(Page and application data records)
============

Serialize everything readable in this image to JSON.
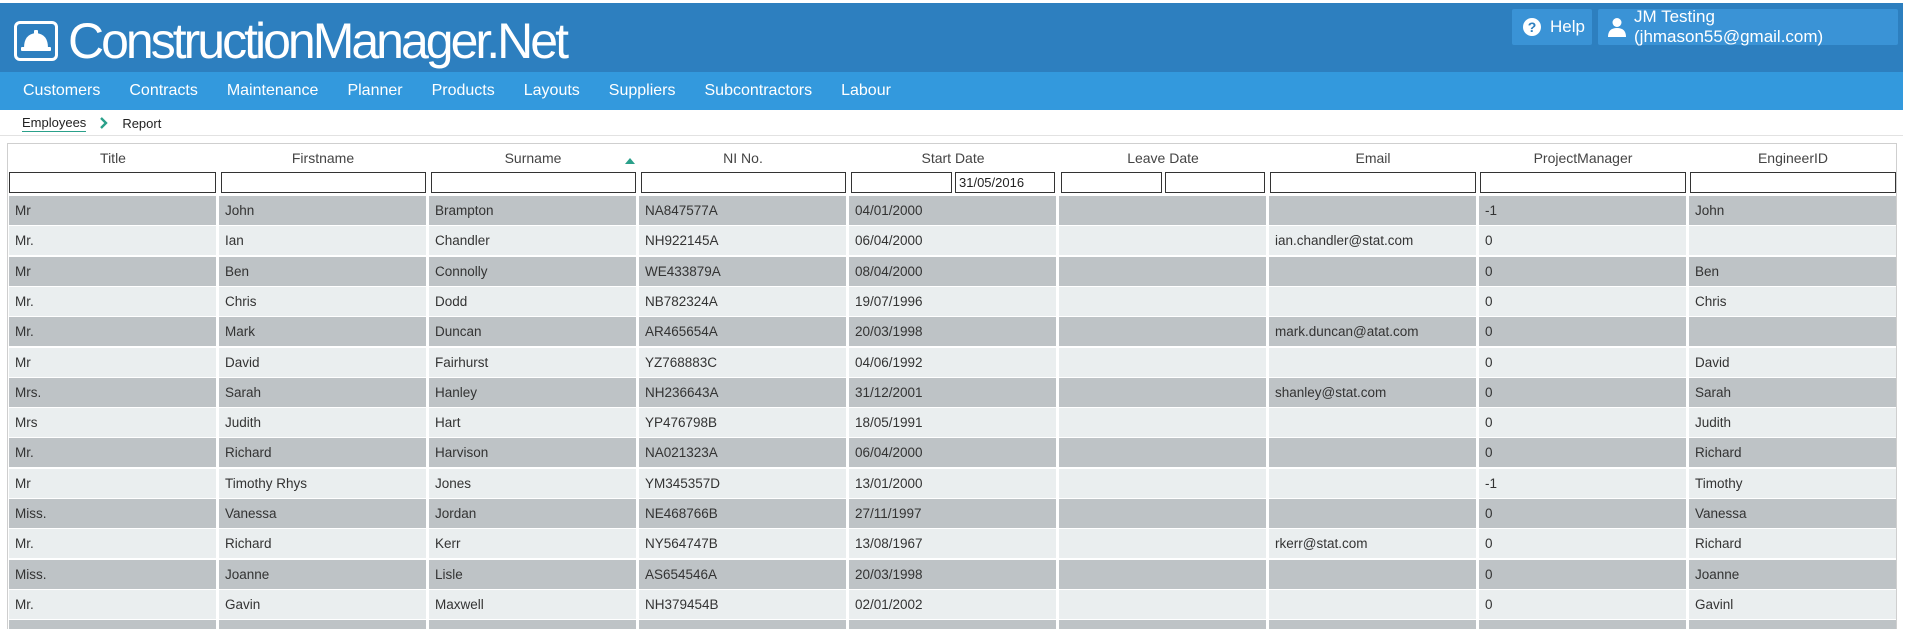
{
  "brand": {
    "name": "ConstructionManager.Net",
    "logo_icon": "hard-hat-icon"
  },
  "top_actions": {
    "help_label": "Help",
    "help_icon": "question-circle-icon",
    "user_label": "JM Testing (jhmason55@gmail.com)",
    "user_icon": "user-icon"
  },
  "nav": {
    "items": [
      "Customers",
      "Contracts",
      "Maintenance",
      "Planner",
      "Products",
      "Layouts",
      "Suppliers",
      "Subcontractors",
      "Labour"
    ]
  },
  "breadcrumb": {
    "items": [
      "Employees",
      "Report"
    ],
    "separator_icon": "chevron-right-icon"
  },
  "grid": {
    "columns": [
      "Title",
      "Firstname",
      "Surname",
      "NI No.",
      "Start Date",
      "Leave Date",
      "Email",
      "ProjectManager",
      "EngineerID"
    ],
    "sorted_column": "Surname",
    "sort_direction": "ascending",
    "filters": {
      "title": "",
      "firstname": "",
      "surname": "",
      "nino": "",
      "start_from": "",
      "start_to": "31/05/2016",
      "leave_from": "",
      "leave_to": "",
      "email": "",
      "project_manager": "",
      "engineer_id": ""
    },
    "rows": [
      [
        "Mr",
        "John",
        "Brampton",
        "NA847577A",
        "04/01/2000",
        "",
        "",
        "-1",
        "John"
      ],
      [
        "Mr.",
        "Ian",
        "Chandler",
        "NH922145A",
        "06/04/2000",
        "",
        "ian.chandler@stat.com",
        "0",
        ""
      ],
      [
        "Mr",
        "Ben",
        "Connolly",
        "WE433879A",
        "08/04/2000",
        "",
        "",
        "0",
        "Ben"
      ],
      [
        "Mr.",
        "Chris",
        "Dodd",
        "NB782324A",
        "19/07/1996",
        "",
        "",
        "0",
        "Chris"
      ],
      [
        "Mr.",
        "Mark",
        "Duncan",
        "AR465654A",
        "20/03/1998",
        "",
        "mark.duncan@atat.com",
        "0",
        ""
      ],
      [
        "Mr",
        "David",
        "Fairhurst",
        "YZ768883C",
        "04/06/1992",
        "",
        "",
        "0",
        "David"
      ],
      [
        "Mrs.",
        "Sarah",
        "Hanley",
        "NH236643A",
        "31/12/2001",
        "",
        "shanley@stat.com",
        "0",
        "Sarah"
      ],
      [
        "Mrs",
        "Judith",
        "Hart",
        "YP476798B",
        "18/05/1991",
        "",
        "",
        "0",
        "Judith"
      ],
      [
        "Mr.",
        "Richard",
        "Harvison",
        "NA021323A",
        "06/04/2000",
        "",
        "",
        "0",
        "Richard"
      ],
      [
        "Mr",
        "Timothy Rhys",
        "Jones",
        "YM345357D",
        "13/01/2000",
        "",
        "",
        "-1",
        "Timothy"
      ],
      [
        "Miss.",
        "Vanessa",
        "Jordan",
        "NE468766B",
        "27/11/1997",
        "",
        "",
        "0",
        "Vanessa"
      ],
      [
        "Mr.",
        "Richard",
        "Kerr",
        "NY564747B",
        "13/08/1967",
        "",
        "rkerr@stat.com",
        "0",
        "Richard"
      ],
      [
        "Miss.",
        "Joanne",
        "Lisle",
        "AS654546A",
        "20/03/1998",
        "",
        "",
        "0",
        "Joanne"
      ],
      [
        "Mr.",
        "Gavin",
        "Maxwell",
        "NH379454B",
        "02/01/2002",
        "",
        "",
        "0",
        "Gavinl"
      ]
    ]
  },
  "colors": {
    "header_blue": "#2d7fbf",
    "nav_blue": "#3399dd",
    "accent_teal": "#2aa08a",
    "row_dark": "#bec3c6",
    "row_light": "#eaeeef"
  }
}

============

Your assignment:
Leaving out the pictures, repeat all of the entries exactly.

Exercise result:
Serialize everything readable in this image to JSON.
{
  "brand": {
    "name": "ConstructionManager.Net",
    "logo_icon": "hard-hat-icon"
  },
  "top_actions": {
    "help_label": "Help",
    "help_icon": "question-circle-icon",
    "user_label": "JM Testing (jhmason55@gmail.com)",
    "user_icon": "user-icon"
  },
  "nav": {
    "items": [
      "Customers",
      "Contracts",
      "Maintenance",
      "Planner",
      "Products",
      "Layouts",
      "Suppliers",
      "Subcontractors",
      "Labour"
    ]
  },
  "breadcrumb": {
    "items": [
      "Employees",
      "Report"
    ],
    "separator_icon": "chevron-right-icon"
  },
  "grid": {
    "columns": [
      "Title",
      "Firstname",
      "Surname",
      "NI No.",
      "Start Date",
      "Leave Date",
      "Email",
      "ProjectManager",
      "EngineerID"
    ],
    "sorted_column": "Surname",
    "sort_direction": "ascending",
    "filters": {
      "title": "",
      "firstname": "",
      "surname": "",
      "nino": "",
      "start_from": "",
      "start_to": "31/05/2016",
      "leave_from": "",
      "leave_to": "",
      "email": "",
      "project_manager": "",
      "engineer_id": ""
    },
    "rows": [
      [
        "Mr",
        "John",
        "Brampton",
        "NA847577A",
        "04/01/2000",
        "",
        "",
        "-1",
        "John"
      ],
      [
        "Mr.",
        "Ian",
        "Chandler",
        "NH922145A",
        "06/04/2000",
        "",
        "ian.chandler@stat.com",
        "0",
        ""
      ],
      [
        "Mr",
        "Ben",
        "Connolly",
        "WE433879A",
        "08/04/2000",
        "",
        "",
        "0",
        "Ben"
      ],
      [
        "Mr.",
        "Chris",
        "Dodd",
        "NB782324A",
        "19/07/1996",
        "",
        "",
        "0",
        "Chris"
      ],
      [
        "Mr.",
        "Mark",
        "Duncan",
        "AR465654A",
        "20/03/1998",
        "",
        "mark.duncan@atat.com",
        "0",
        ""
      ],
      [
        "Mr",
        "David",
        "Fairhurst",
        "YZ768883C",
        "04/06/1992",
        "",
        "",
        "0",
        "David"
      ],
      [
        "Mrs.",
        "Sarah",
        "Hanley",
        "NH236643A",
        "31/12/2001",
        "",
        "shanley@stat.com",
        "0",
        "Sarah"
      ],
      [
        "Mrs",
        "Judith",
        "Hart",
        "YP476798B",
        "18/05/1991",
        "",
        "",
        "0",
        "Judith"
      ],
      [
        "Mr.",
        "Richard",
        "Harvison",
        "NA021323A",
        "06/04/2000",
        "",
        "",
        "0",
        "Richard"
      ],
      [
        "Mr",
        "Timothy Rhys",
        "Jones",
        "YM345357D",
        "13/01/2000",
        "",
        "",
        "-1",
        "Timothy"
      ],
      [
        "Miss.",
        "Vanessa",
        "Jordan",
        "NE468766B",
        "27/11/1997",
        "",
        "",
        "0",
        "Vanessa"
      ],
      [
        "Mr.",
        "Richard",
        "Kerr",
        "NY564747B",
        "13/08/1967",
        "",
        "rkerr@stat.com",
        "0",
        "Richard"
      ],
      [
        "Miss.",
        "Joanne",
        "Lisle",
        "AS654546A",
        "20/03/1998",
        "",
        "",
        "0",
        "Joanne"
      ],
      [
        "Mr.",
        "Gavin",
        "Maxwell",
        "NH379454B",
        "02/01/2002",
        "",
        "",
        "0",
        "Gavinl"
      ]
    ]
  },
  "colors": {
    "header_blue": "#2d7fbf",
    "nav_blue": "#3399dd",
    "accent_teal": "#2aa08a",
    "row_dark": "#bec3c6",
    "row_light": "#eaeeef"
  }
}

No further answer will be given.